The letter, acquired by Unifor Local 594 as part of a Freedom of Information request was received by Mayor Michael Fougere on February 18 and forwarded to police. A copy of the threat was sent to Saskatchewan’s Justice Minister, Don Morgan who is also the Minister of Labour Relations.
“Only a cell phone call away from Ignition Time,” the chilling letter reads. “If we see no progress this week — it will be time to act.”
At that time, Unifor was stepping up its presence at the same gates being threatened. There were workers and supporters from across the country on the line over several weeks. Spouses. Children. Families.

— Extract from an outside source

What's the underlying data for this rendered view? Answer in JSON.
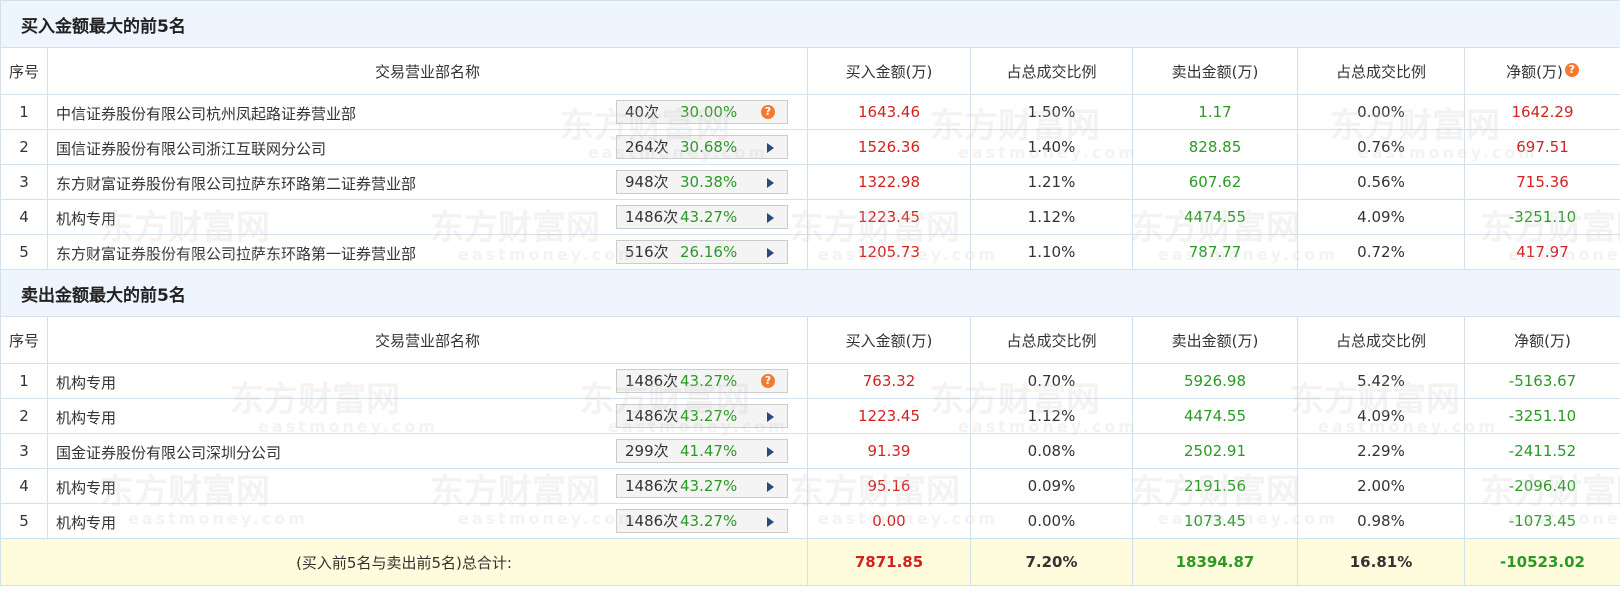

Regina Police were there, too, and said nothing. In fact, Unifor was in regular contact with police throughout the lockout. I met personally with Police Chief Evan Bray on January 23. We have each other’s phone numbers and other contact information and spoke frequently. I was never more than a phone call away, and Regina police have been a near-constant presence on the picket line.
The Regina Police Service has never been particularly shy about taking Co-op’s side, arresting members of Unifor and our supporters, including myself, and ticketing and towing cars as recently as last week.
Locked out workers, supporters and labour leaders were exercising their legal right to peacefully picket. Regina police chose to arrest them, ticket them, and tow them. Yet when thugs threatened to plant bombs that could injure or kill dozens of those same picketers, police did not lift a finger and deemed the threat not credible, apparently with little or no investigation.
Not good enough. Not by a long shot.
None of this would have happened, of course, if FCL and Banda had not locked out the workers and then refused to negotiate a fair deal.
If the cowards behind these threats had followed through, what would the police, the mayor and Morgan have said to the 730 families represented on the picket line? How could they explain their actions - or lack thereof?
As long as the Saskatchewan government continues to fail workers, and as long as employers such as FCL continue to bully their staff and make unreasonable demands, this lockout will continue to hurt the people and the economy of Saskatchwan.
Until the out of province scabs are sent home and this dispute ends, there will be threats of violence made towards our members, who are residents of Regina.
We all deserve better.